The Hospital argues that the Colorado River test is somehow inapplicable because in this case the District Court merely stayed the federal litigation rather than dismissing the suit outright, as in Colorado River. It contends that Mercury remains free to seek to reopen the federal suit on a showing that the state suit has failed to adjudicate its rights, and that a stay is less onerous than a dismissal. We have already rejected this distinction....
We have no occasion in this case to decide whether a dismissal or a stay should ordinarily be the preferred course of action when a district court properly finds that Colorado River counsels in favor of deferring to a parallel state-court suit. We can say, however, that a stay is as much a refusal to exercise federal jurisdiction as a dismissal. When a district court decides to dismiss or stay under Colorado River, it presumably concludes that the parallel state-court litigation will be an adequate vehicle for the complete and prompt resolution of the issues between the parties.

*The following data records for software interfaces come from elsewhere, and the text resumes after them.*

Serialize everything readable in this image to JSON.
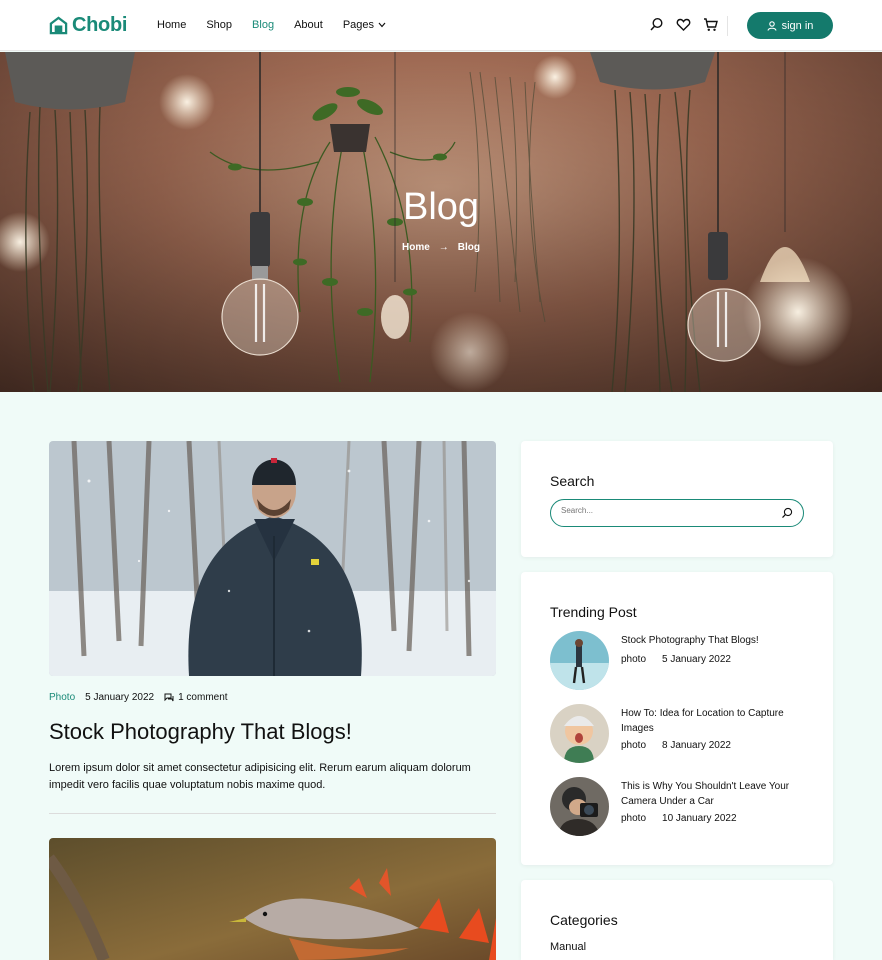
{
  "header": {
    "logo": "Chobi",
    "nav": [
      "Home",
      "Shop",
      "Blog",
      "About",
      "Pages"
    ],
    "signin": "sign in",
    "colors": {
      "brand": "#1a8a78",
      "button": "#147a6c"
    }
  },
  "hero": {
    "title": "Blog",
    "breadcrumb_home": "Home",
    "breadcrumb_arrow": "→",
    "breadcrumb_current": "Blog"
  },
  "post": {
    "category": "Photo",
    "date": "5 January 2022",
    "comments": "1 comment",
    "title": "Stock Photography That Blogs!",
    "excerpt": "Lorem ipsum dolor sit amet consectetur adipisicing elit. Rerum earum aliquam dolorum impedit vero facilis quae voluptatum nobis maxime quod."
  },
  "sidebar": {
    "search_title": "Search",
    "search_placeholder": "Search...",
    "trending_title": "Trending Post",
    "trending": [
      {
        "title": "Stock Photography That Blogs!",
        "cat": "photo",
        "date": "5 January 2022"
      },
      {
        "title": "How To: Idea for Location to Capture Images",
        "cat": "photo",
        "date": "8 January 2022"
      },
      {
        "title": "This is Why You Shouldn't Leave Your Camera Under a Car",
        "cat": "photo",
        "date": "10 January 2022"
      }
    ],
    "categories_title": "Categories",
    "categories": [
      "Manual"
    ]
  }
}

If there is any substantial doubt as to this, it would be a serious abuse of discretion to grant the stay or dismissal at all. Thus, the decision to invoke Colorado River necessarily contemplates that the federal court will have nothing further to do in resolving any substantive part of the case, whether it stays or dismisses. [Also see Wilton v. Seven Falls 515 U.S. 277, 281 (describing the test articulated in Colorado River and Moses H. Cone as requiring courts to point to "exceptional circumstances to justify staying or dismissing federal proceedings."]

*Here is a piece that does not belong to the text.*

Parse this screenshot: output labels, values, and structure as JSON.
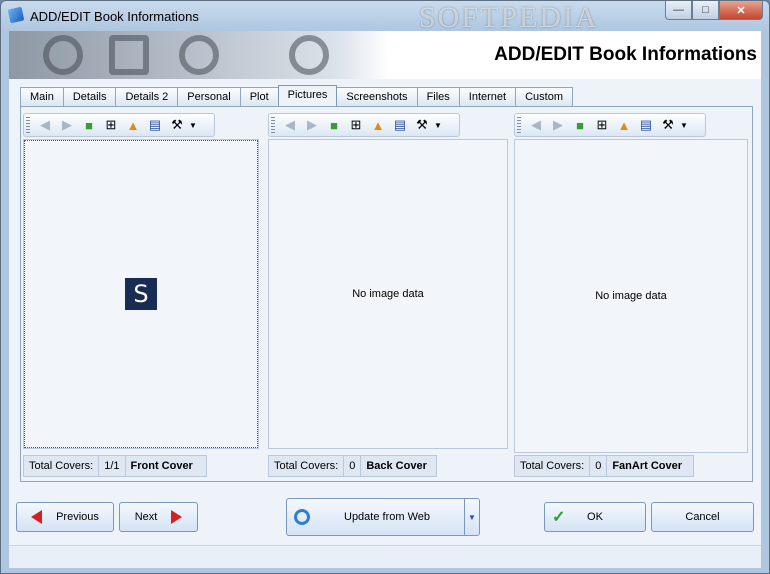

A quick citation check on Colorado River reveals just how frequently this situation arises. Appeals courts continue to follow the Supreme Court guidance that only truly "exceptional circumstances" justify abstention in favor of parallel state proceedings under Colorado River. It's natural to assume that identical simultaneous lawsuits constitute exceptional circumstances, but that is not so -- instead, the existence of such lawsuits is the trigger for the exceptional-circumstances test. (In fact, the Fifth Circuit has never approved a stay or dismissal under Colorado River abstention). Concurring in the Ninth Circuit's decision yesterday, Judge Ferguson aptly noted that the solution must come from the legislature:
The majority is correct that current abstention doctrine mandates a reversal, but this case presents a problem that requires a larger solution. Although the Colorado River doctrine does not provide a basis for the dismissal below, its underlying principle of wise judicial administration counsels in favor of permitting a stay. The first-to-file rule, crafted in the interest of judicial economy, allows a federal district court to stay a proceeding where another matter involving the same issues and parties is already pending before a different district court. Similarly, where the first suit was filed in a state court and the second suit is a diversity jurisdiction case with no federal question at issue, I believe the federal court should maintain the discretion to stay its proceeding pending the outcome in the state forum. Absent legislation to that effect, however, I must concur.
Also see Martin H. Redish, Intersystemic Redundancy and Federal Court Power: Proposing a Zero Tolerance Solution to the Duplicative Litigation Problem, 75 Notre Dame Law Review 1347 (May 2000). Quotations have been edited for readability -- RR